[WORK INSTRUCTION]: In the listing that follows, count the lines holding the word "JSON" and report only that number.

[INFORMATION PROVIDED]:
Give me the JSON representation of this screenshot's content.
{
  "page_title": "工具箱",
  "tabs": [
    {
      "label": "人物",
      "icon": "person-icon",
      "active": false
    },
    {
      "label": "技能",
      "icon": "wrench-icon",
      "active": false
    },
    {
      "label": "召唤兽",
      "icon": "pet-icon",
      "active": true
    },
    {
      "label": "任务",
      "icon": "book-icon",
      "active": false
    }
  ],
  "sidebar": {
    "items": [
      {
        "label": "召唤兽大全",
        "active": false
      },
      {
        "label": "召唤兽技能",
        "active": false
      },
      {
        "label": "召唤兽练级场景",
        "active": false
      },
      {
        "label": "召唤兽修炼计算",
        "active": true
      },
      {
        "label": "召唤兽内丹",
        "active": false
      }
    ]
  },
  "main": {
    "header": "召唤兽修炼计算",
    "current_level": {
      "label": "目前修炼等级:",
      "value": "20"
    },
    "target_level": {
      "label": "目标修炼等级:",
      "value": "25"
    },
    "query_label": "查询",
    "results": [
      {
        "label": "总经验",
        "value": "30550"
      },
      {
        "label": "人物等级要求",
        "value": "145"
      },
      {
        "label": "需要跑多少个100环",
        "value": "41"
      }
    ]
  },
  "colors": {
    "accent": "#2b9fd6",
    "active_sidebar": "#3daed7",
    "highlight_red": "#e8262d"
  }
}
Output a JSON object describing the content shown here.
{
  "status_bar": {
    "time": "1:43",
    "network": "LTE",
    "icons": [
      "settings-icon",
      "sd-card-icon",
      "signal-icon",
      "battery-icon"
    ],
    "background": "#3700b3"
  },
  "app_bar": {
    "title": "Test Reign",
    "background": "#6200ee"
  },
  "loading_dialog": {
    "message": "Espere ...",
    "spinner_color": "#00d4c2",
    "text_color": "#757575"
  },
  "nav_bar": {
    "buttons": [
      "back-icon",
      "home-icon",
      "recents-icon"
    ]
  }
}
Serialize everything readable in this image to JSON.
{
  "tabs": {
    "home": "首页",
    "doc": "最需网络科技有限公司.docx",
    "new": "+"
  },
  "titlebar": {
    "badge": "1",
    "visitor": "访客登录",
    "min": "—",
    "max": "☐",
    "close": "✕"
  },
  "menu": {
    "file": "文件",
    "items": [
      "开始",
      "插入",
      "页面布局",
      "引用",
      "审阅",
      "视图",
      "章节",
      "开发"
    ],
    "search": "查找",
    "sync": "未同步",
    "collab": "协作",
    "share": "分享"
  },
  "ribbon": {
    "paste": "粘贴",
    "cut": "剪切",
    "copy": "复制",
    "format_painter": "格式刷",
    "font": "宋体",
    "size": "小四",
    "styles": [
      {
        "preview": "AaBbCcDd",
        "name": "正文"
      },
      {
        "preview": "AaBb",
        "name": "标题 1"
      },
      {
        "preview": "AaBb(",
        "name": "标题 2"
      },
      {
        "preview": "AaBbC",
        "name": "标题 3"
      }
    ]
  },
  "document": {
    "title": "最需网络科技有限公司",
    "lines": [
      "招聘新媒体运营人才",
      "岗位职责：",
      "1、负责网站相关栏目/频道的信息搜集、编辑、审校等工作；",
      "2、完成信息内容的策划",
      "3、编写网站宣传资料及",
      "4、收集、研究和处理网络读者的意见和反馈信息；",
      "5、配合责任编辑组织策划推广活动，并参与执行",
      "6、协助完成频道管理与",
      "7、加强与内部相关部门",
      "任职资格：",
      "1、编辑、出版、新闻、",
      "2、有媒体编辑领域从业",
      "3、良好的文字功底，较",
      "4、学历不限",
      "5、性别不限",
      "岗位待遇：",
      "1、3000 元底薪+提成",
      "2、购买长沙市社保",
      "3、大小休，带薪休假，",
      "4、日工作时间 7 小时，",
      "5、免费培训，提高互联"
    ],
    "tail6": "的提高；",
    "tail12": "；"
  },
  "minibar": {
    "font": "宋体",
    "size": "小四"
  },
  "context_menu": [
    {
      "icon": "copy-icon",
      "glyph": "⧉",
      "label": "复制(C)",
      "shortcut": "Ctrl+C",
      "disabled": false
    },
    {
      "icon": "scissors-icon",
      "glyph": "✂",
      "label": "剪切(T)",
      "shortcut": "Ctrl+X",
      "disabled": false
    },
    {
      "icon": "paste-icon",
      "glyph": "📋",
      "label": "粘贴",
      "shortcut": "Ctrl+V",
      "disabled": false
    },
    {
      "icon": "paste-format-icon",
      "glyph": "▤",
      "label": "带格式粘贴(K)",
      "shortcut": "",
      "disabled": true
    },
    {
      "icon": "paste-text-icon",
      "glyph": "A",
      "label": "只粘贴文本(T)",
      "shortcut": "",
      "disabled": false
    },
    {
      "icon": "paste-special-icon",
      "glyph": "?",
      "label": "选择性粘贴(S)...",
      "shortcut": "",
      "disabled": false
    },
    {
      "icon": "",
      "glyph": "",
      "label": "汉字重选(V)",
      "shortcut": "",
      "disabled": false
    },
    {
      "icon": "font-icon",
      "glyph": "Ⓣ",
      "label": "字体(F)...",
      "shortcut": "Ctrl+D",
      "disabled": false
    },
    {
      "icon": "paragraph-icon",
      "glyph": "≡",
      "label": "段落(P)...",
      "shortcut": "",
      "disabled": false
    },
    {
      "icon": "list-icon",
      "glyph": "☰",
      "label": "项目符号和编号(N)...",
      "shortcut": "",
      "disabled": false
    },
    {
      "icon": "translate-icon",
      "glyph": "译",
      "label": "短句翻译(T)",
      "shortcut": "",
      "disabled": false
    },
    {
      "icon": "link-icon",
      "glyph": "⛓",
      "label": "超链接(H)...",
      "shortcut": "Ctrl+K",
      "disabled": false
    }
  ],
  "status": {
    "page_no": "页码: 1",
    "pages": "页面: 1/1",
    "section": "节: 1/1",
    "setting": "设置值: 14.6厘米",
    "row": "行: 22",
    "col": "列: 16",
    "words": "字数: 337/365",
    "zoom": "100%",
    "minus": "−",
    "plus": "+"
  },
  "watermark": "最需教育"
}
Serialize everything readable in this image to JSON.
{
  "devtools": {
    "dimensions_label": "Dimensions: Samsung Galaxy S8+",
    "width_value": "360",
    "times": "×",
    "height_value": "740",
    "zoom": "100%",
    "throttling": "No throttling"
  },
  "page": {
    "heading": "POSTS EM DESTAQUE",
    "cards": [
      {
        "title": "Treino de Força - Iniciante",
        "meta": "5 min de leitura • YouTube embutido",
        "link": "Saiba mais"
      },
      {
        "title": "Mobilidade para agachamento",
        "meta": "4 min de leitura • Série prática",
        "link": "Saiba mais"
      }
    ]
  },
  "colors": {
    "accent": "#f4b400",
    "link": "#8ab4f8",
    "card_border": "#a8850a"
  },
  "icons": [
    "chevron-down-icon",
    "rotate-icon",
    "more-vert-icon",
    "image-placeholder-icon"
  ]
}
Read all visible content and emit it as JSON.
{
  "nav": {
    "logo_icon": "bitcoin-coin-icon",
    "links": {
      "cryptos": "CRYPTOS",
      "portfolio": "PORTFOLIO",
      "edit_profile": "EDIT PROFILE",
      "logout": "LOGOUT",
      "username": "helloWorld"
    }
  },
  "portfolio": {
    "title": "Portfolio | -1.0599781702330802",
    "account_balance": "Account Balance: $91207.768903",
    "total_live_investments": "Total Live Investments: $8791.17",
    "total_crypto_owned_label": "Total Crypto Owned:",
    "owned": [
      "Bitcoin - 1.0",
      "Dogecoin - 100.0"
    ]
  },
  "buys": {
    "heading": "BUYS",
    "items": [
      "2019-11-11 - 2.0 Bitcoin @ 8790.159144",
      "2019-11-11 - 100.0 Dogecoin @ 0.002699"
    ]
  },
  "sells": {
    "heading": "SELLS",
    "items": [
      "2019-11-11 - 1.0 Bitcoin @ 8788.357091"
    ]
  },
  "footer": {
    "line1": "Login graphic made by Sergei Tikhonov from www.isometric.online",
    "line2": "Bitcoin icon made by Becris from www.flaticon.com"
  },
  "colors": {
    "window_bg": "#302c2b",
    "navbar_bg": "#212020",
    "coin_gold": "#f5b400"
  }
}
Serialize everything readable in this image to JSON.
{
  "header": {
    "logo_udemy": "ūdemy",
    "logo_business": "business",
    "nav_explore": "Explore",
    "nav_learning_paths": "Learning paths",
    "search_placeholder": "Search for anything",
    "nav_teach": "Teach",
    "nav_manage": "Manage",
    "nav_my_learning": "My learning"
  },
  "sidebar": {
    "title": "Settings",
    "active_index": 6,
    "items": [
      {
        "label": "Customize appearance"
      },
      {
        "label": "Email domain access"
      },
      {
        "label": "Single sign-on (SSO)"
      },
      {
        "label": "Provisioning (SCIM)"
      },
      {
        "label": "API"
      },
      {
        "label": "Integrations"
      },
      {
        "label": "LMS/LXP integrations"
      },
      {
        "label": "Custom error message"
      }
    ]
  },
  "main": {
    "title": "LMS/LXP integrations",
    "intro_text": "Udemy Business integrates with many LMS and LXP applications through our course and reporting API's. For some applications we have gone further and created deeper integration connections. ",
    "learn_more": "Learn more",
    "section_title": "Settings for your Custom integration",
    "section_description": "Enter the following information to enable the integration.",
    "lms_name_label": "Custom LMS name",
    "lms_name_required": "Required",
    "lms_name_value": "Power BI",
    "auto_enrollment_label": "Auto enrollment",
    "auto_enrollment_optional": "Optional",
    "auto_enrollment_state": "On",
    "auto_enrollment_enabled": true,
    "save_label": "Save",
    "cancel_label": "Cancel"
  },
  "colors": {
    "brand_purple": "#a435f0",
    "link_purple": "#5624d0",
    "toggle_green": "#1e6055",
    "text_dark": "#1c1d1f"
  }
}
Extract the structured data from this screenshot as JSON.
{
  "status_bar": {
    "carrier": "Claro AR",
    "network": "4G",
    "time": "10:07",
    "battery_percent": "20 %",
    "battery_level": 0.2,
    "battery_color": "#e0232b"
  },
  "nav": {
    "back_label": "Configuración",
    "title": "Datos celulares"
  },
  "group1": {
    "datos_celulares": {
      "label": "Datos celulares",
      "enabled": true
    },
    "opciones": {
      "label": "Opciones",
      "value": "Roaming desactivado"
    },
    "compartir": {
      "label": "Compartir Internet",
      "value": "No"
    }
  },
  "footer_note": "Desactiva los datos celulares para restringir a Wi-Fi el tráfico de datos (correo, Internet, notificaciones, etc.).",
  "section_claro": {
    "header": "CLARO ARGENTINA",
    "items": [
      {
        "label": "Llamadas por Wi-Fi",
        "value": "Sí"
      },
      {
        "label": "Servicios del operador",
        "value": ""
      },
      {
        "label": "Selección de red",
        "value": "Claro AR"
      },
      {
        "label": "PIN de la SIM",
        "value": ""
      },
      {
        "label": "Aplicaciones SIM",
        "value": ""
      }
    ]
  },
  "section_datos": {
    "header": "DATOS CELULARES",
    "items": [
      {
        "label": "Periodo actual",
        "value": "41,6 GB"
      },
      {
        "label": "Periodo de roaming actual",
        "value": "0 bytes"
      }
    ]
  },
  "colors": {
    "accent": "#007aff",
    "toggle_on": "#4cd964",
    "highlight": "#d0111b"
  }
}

[YOUR SOLUTION]: 7